### INSTRUCTIONS FOR THE TASK
What is the number of lines in this data that contain the word "image"? Give the number alone.

(MATERIAL SHOWN begins)

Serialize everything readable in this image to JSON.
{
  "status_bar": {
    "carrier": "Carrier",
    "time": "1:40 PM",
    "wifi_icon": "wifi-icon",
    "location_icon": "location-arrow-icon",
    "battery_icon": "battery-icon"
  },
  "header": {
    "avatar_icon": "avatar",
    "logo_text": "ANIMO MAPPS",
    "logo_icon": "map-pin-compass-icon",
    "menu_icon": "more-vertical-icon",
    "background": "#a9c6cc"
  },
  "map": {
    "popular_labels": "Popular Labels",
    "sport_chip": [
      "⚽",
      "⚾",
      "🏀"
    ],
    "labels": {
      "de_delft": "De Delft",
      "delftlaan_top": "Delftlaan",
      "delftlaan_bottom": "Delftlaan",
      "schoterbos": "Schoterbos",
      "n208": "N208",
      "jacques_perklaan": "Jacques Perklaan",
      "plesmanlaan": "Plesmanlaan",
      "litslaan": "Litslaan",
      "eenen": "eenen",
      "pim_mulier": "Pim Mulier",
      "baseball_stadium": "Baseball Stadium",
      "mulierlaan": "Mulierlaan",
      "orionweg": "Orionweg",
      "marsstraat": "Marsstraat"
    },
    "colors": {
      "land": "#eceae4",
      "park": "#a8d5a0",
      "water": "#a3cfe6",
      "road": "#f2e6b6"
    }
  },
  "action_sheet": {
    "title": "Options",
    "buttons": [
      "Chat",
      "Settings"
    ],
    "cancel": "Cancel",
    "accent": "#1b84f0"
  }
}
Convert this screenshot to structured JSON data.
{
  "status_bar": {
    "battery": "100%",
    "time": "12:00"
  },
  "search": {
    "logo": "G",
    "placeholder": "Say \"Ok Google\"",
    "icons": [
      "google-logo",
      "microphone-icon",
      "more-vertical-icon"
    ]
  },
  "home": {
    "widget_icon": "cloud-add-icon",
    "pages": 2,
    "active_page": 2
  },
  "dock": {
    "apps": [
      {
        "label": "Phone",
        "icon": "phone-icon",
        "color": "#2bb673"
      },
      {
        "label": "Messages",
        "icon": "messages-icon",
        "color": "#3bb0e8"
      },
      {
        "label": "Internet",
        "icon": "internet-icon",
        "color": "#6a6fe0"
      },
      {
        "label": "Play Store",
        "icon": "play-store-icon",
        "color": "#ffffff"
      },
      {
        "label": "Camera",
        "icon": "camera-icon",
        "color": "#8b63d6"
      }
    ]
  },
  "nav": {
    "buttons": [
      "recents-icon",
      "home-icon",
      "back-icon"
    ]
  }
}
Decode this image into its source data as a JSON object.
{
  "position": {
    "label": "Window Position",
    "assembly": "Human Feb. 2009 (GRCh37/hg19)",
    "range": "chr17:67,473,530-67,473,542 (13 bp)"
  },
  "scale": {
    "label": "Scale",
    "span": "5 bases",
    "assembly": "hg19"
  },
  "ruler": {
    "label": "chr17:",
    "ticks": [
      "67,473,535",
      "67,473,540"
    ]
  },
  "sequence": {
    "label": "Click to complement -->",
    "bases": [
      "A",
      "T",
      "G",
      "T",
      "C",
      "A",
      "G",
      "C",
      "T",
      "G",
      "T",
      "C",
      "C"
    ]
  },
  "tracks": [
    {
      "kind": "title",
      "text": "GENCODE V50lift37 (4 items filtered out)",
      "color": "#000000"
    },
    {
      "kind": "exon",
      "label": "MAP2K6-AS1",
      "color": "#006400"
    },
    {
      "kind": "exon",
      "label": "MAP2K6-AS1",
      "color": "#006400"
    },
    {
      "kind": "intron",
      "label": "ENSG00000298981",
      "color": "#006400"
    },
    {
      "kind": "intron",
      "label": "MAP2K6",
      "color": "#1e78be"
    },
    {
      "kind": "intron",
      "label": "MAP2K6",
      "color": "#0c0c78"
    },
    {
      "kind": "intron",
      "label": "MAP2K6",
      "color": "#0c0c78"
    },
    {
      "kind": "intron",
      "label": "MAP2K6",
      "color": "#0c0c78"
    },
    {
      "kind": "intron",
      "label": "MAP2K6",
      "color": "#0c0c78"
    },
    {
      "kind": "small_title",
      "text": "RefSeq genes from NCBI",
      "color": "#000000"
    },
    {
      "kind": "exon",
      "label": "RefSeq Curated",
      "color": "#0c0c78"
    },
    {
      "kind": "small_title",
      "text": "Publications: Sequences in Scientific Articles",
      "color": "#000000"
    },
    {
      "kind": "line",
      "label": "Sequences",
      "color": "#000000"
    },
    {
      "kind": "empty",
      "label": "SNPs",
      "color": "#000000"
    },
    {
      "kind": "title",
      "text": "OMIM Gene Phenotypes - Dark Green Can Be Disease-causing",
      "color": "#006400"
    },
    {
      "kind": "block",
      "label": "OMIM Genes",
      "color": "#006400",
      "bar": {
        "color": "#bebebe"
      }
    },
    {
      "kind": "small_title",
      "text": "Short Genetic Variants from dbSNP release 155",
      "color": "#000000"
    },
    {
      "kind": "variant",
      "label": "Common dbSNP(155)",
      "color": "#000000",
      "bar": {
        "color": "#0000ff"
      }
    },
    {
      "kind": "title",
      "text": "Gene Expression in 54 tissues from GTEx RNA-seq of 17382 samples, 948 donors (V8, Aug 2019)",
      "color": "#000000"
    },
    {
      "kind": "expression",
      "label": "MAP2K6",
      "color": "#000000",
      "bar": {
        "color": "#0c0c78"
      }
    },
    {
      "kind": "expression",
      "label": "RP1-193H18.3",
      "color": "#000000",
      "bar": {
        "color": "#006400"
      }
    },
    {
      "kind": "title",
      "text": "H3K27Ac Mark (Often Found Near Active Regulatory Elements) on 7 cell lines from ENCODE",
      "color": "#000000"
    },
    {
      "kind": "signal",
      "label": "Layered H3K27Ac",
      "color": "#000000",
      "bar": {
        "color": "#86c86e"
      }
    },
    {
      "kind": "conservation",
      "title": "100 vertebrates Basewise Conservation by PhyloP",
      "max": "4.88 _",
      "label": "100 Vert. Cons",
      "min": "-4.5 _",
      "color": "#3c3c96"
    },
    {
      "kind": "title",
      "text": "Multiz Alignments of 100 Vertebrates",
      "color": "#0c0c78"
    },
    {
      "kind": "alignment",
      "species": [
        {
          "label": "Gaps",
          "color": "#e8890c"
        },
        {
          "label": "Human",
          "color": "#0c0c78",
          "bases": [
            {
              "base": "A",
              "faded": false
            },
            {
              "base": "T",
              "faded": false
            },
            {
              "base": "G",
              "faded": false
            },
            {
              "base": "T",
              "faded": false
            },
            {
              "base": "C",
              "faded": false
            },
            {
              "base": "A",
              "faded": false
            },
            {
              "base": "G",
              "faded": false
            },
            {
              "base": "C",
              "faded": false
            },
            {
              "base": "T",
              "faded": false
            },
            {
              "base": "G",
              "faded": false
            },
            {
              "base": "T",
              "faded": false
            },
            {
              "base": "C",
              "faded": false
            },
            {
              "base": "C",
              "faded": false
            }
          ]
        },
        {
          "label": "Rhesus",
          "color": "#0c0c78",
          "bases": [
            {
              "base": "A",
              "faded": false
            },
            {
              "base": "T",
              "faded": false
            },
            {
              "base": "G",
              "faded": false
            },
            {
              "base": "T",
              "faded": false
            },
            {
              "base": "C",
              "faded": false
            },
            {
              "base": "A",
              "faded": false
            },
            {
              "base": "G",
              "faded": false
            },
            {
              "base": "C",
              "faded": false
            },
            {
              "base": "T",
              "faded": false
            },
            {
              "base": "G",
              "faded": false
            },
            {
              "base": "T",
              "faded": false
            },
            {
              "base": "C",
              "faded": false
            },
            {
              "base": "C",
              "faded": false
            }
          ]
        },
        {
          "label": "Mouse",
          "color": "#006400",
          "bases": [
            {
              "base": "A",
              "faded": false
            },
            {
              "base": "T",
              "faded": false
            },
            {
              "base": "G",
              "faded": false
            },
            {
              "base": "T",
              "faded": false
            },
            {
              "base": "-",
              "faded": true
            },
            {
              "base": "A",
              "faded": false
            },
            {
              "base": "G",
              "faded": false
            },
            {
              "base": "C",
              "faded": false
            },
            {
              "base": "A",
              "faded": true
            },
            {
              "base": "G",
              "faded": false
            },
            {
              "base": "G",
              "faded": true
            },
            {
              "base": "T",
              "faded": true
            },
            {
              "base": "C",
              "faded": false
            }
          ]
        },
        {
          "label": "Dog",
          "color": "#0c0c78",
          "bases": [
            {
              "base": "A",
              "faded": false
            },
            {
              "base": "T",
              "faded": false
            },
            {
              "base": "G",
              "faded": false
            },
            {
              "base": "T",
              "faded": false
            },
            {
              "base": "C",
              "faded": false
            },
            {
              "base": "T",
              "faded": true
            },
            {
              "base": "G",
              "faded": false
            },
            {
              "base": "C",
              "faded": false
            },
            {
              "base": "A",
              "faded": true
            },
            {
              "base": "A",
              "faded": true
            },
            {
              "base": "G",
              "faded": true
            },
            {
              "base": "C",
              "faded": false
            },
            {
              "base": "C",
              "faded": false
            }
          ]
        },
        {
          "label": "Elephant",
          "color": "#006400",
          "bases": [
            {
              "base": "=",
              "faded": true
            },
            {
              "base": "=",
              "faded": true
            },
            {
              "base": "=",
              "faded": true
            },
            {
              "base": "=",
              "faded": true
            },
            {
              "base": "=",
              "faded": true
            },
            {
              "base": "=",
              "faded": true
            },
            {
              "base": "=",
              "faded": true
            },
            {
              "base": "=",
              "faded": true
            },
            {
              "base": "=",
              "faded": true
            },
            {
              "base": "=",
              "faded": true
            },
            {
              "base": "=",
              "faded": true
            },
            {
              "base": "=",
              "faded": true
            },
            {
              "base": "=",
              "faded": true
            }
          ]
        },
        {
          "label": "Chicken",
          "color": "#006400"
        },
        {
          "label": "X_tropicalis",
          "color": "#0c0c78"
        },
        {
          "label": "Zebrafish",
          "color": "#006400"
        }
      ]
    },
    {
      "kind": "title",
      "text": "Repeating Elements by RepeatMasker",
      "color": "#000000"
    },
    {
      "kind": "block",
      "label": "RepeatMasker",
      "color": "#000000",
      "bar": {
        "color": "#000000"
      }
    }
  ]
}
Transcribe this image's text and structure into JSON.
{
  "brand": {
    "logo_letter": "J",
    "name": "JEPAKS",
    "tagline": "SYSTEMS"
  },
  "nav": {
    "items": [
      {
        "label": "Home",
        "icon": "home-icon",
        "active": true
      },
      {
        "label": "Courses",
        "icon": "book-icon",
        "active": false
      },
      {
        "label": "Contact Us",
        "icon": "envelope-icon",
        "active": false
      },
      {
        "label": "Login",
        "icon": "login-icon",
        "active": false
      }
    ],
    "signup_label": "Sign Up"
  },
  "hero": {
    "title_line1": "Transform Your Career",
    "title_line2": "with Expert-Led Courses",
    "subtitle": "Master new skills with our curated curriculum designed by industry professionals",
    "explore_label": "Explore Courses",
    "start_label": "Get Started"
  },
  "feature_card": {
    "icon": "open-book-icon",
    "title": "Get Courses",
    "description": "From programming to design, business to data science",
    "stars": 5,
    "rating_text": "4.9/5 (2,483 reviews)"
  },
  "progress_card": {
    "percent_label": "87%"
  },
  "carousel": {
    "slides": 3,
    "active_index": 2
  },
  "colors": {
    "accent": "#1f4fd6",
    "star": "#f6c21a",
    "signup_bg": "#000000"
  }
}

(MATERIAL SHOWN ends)

### EXERCISE SOLUTION
3